In 1976, the National Park Service (NPS) conveyed approximately 31.6 acres to AccomackCounty to develop WallopsPark for park and recreation use by the general public through provisions of what is now called the Federal Lands to Parks program.This property was conveyed at no cost under authority of the Federal Property and Administrative Services Act of 1949, as amended (40 U.S.C. 550(b) and (e)) on the condition that it be used in perpetuity for public park and recreation purposes.It is our understanding that Wallops Park continues to be a popular county park with ball fields, playgrounds, picnic tables, grills, and a nature trail among other amenities.H.R. 2087 would remove the perpetual public park and recreation use restriction that was in the Deed of Conveyance and would put the continued public use of Wallops Park in doubt.

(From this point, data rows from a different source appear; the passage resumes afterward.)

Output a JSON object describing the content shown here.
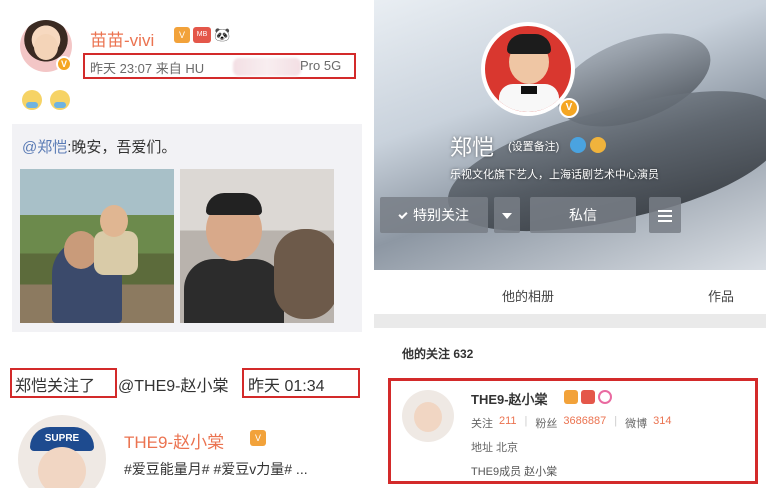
{
  "left_post": {
    "username": "苗苗-vivi",
    "meta_time": "昨天 23:07",
    "meta_source_prefix": "来自 HU",
    "meta_source_suffix": "Pro 5G",
    "repost": {
      "at_user": "@郑恺",
      "text": ":晚安，吾爱们。"
    }
  },
  "follow_activity": {
    "follow_text": "郑恺关注了",
    "target_user": "@THE9-赵小棠",
    "time": "昨天 01:34"
  },
  "followed_user_preview": {
    "name": "THE9-赵小棠",
    "cap_text": "SUPRE",
    "tags": "#爱豆能量月#    #爱豆v力量# ..."
  },
  "profile": {
    "name": "郑恺",
    "remark": "(设置备注)",
    "description": "乐视文化旗下艺人，上海话剧艺术中心演员",
    "buttons": {
      "follow": "特别关注",
      "message": "私信"
    },
    "tabs": [
      "他的相册",
      "作品"
    ],
    "follows_label": "他的关注 632",
    "follow_card": {
      "name": "THE9-赵小棠",
      "stats": [
        {
          "label": "关注",
          "value": "211"
        },
        {
          "label": "粉丝",
          "value": "3686887"
        },
        {
          "label": "微博",
          "value": "314"
        }
      ],
      "location": "地址 北京",
      "description": "THE9成员 赵小棠"
    }
  },
  "colors": {
    "accent_orange": "#eb7350",
    "highlight_red": "#d32a2a",
    "link_blue": "#5a7bb5"
  }
}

The purpose of the Federal Lands to Parks program is to help communities increase opportunities for public recreation by increasing land committed to and protected for parks and recreation areas.The Federal Government increased the quality and quantity of AccomackCounty's public parkland by providing this land for the public's use at no cost to the county.The NPS is aware that recipients of park land through the Federal Lands to Parks program occasionally have a need to use the transferred property for purposes other than public parks and recreation.Consequently, there are options available to accommodate changing local land needs.The NPS, along with the General Services Administration (GSA), which is the agency that oversees the Federal land disposal process, developed a land exchange process to enable some flexibility to communities when local needs and circumstances change.
A land exchange requires that replacement land be of equal fair market value in order to protect the Federal Government's financial interest and be of recreational value and usefulness to avoid a net loss of recreational opportunity locally.The NPS and GSA would be willing to continue to work closely with Accomack County to explore the possibility of an exchange of the Wallops Park land for other Accomack County land that has the same or greater value and recreational utility for the Wallops Park land.

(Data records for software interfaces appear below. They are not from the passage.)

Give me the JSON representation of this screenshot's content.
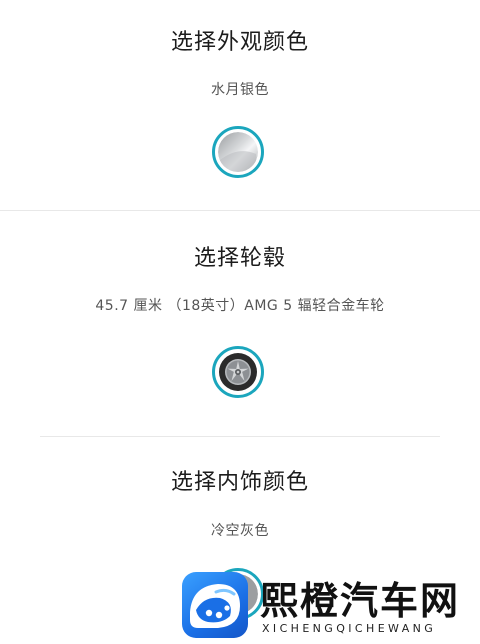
{
  "exterior": {
    "title": "选择外观颜色",
    "selected": "水月银色",
    "swatch_icon": "silver-paint-swatch"
  },
  "wheels": {
    "title": "选择轮毂",
    "selected": "45.7 厘米 （18英寸）AMG 5 辐轻合金车轮",
    "swatch_icon": "wheel-swatch"
  },
  "interior": {
    "title": "选择内饰颜色",
    "selected": "冷空灰色",
    "swatch_icon": "grey-interior-swatch"
  },
  "watermark": {
    "name": "熙橙汽车网",
    "pinyin": "XICHENGQICHEWANG",
    "brand_color": "#1a6fe6"
  },
  "colors": {
    "accent_ring": "#1ba6bd",
    "text_primary": "#1c1c1c",
    "text_secondary": "#555555",
    "divider": "#e8e8e8"
  }
}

The Deed of Conveyance also includes a reversion provision that allows the County to return the property to the United States for further property disposal by GSA.As part of this property disposal process, it is possible that the County could buy the property at current fair market value without the perpetual public park and recreation use restriction.However, if Accomack County chose to return the property to the United States, GSA may take the property through various phases of the disposal process, contingent upon expressions of interest and the circumstances surrounding the case.
Mr. Chairman that concludes my prepared testimony.I would be glad to answer any questions that you or other members of the subcommittee may have.